First, let me say that I am not a fan of short stories. But I am a fan of dogs and the author Jon Katz. No one captures the human/ animal bond quite like he does. So when I saw his new title “Dancing Dogs” I picked it up. There are sixteen delightful stories in the book. Among the dogs we meet are Pearl, who keeps an elderly woman company, Gus, who helps a widower through a rough patch, Dolly, the dog who kept men away, and Ernie, the psychic dog. I think my favorite story was “Luther and Minnie in Heaven” in which we are treated to a description of dog heaven which is quite disgusting. But I suspect these things really would be heaven to our four-legged friends! If you are looking for an engaging little book, this is it. And by the way, I found out that short stories aren’t so bad after all.
--Recommended by Brenda Grable, Pike Library
June 2, 2014
A Supposedly Fun Thing I’ll Never Do Again: Essays and Arguments
by Wallace, David Foster
The late David Foster Wallace is probably best known for his mammoth magnum opus Infinite Jest. But, prior to that novel’s release, Wallace had made a name for himself in part through several well-received pieces in magazines such as Harper’s, Premier, and Esquire. A Supposedly Fun Thing I’ll Never Do Again is a collection of many of those articles.

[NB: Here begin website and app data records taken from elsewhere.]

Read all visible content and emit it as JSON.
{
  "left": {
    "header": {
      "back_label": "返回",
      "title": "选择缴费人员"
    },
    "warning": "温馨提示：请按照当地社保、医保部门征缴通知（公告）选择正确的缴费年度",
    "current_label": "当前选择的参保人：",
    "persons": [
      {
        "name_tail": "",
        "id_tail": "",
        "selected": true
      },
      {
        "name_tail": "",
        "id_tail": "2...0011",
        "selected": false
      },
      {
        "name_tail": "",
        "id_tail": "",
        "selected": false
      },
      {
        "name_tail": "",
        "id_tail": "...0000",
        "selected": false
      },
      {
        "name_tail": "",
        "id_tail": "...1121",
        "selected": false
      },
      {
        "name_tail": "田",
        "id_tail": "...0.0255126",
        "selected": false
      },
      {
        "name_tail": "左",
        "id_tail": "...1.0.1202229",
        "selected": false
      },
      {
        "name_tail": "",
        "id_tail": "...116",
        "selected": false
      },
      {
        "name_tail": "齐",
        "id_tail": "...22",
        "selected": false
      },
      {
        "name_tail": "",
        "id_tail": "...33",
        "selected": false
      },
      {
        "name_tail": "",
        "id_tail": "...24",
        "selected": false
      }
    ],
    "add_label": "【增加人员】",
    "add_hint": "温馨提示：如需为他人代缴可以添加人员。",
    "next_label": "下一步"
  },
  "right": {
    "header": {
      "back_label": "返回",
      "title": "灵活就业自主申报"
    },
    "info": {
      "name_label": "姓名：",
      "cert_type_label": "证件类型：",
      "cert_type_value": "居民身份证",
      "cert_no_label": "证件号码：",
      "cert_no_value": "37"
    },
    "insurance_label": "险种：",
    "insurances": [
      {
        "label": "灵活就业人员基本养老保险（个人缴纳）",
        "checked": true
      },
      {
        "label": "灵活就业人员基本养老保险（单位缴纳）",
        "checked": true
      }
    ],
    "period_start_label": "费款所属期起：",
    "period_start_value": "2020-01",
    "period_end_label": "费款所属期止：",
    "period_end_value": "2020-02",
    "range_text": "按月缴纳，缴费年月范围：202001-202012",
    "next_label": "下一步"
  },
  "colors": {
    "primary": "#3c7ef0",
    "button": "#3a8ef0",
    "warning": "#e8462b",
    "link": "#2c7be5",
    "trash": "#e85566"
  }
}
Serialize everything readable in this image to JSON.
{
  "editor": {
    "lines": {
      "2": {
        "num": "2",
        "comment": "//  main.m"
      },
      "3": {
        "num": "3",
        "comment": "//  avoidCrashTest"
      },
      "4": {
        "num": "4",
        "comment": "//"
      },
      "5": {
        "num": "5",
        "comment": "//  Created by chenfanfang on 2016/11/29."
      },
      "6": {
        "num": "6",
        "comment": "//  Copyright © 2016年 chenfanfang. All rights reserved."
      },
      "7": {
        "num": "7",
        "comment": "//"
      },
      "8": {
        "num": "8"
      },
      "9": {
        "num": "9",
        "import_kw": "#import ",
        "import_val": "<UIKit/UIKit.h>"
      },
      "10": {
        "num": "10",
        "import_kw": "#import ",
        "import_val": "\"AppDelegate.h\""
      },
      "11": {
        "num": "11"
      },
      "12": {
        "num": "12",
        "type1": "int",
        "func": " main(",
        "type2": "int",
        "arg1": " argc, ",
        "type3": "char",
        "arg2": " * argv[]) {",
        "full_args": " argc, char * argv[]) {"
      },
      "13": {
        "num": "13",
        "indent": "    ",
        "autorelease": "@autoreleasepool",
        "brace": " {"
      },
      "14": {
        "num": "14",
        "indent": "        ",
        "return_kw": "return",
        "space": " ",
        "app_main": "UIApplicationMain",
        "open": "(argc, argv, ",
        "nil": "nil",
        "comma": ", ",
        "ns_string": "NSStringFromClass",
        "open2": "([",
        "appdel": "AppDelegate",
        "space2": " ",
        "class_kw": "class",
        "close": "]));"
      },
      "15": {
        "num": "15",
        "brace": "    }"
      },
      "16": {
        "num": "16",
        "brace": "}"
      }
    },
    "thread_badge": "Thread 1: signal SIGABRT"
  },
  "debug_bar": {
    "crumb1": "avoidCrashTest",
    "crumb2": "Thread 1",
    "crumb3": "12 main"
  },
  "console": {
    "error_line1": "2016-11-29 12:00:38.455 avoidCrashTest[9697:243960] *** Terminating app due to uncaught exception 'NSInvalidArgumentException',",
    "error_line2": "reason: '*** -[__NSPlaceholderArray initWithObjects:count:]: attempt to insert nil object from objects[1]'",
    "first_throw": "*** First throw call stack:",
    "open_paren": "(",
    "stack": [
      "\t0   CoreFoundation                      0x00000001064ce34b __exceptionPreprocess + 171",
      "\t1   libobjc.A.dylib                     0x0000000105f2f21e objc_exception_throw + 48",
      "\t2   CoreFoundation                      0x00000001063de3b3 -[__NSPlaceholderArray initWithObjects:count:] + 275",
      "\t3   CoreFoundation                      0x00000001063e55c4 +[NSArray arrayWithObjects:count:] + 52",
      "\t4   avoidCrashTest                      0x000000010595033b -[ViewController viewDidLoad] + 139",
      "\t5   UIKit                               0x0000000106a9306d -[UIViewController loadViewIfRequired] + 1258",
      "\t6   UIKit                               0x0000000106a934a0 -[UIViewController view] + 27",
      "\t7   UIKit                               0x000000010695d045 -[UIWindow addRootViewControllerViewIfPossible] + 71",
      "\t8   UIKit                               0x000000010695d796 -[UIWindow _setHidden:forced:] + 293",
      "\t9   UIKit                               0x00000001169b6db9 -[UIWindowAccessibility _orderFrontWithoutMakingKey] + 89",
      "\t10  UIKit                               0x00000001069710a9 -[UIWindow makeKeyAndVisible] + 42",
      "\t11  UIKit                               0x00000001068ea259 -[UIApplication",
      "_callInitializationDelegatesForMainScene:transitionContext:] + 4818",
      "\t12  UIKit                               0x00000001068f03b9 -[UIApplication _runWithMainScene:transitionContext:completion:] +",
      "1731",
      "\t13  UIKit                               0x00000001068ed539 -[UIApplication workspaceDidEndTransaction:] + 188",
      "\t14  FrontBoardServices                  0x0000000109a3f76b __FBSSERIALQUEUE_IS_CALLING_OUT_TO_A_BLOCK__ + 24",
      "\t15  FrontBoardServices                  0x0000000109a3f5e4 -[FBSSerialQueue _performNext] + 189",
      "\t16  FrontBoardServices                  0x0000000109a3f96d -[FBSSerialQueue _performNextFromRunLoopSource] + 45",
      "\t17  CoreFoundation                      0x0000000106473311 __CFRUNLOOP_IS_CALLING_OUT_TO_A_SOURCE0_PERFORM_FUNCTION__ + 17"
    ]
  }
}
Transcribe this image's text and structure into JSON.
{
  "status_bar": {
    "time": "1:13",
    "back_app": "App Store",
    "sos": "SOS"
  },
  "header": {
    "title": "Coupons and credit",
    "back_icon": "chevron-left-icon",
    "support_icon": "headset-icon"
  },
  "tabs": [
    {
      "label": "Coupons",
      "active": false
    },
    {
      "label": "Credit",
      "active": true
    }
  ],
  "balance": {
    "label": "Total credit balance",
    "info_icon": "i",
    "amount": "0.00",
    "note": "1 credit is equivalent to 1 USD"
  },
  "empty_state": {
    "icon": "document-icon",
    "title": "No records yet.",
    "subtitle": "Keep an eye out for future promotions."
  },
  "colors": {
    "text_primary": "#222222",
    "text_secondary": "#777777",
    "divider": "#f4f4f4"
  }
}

The articles cover topics such as tennis, the films of director David Lynch, the impact of television on fiction writing, the Illinois State Fair, and the experience of taking a luxury cruise.
However, the themes of these essays explore far more than their premises would initially suggest. The titular essay, for example, covers the week Wallace spent on a cruise ship visiting the Caribbean. In it Wallace fights his agoraphobic tendencies, which would have him stay cooped up in his cabin, in order to mingle with his shipmates and attempt to enjoy the cruise experience. During his cruise, Wallace competes in a ship-wide ping-pong tournament (of sorts), develops a crush on his cabin attendant, and enters into a hostile relationship with the ship’s hotel manager, who he refers to as “Mr. Dermatitis.” Somewhat unexpectedly, Wallace uses these experiences to examine ideas about consumerism, the nature of luxury, and the roots of despair in U.S. culture. But it is Wallace’s unique blend of intellect and self-deprecating humor that make this, and many of the essays in this collection, so enjoyable to read, no matter how deep the subject matter gets.
--Recommended by Adam Todd, Warren Library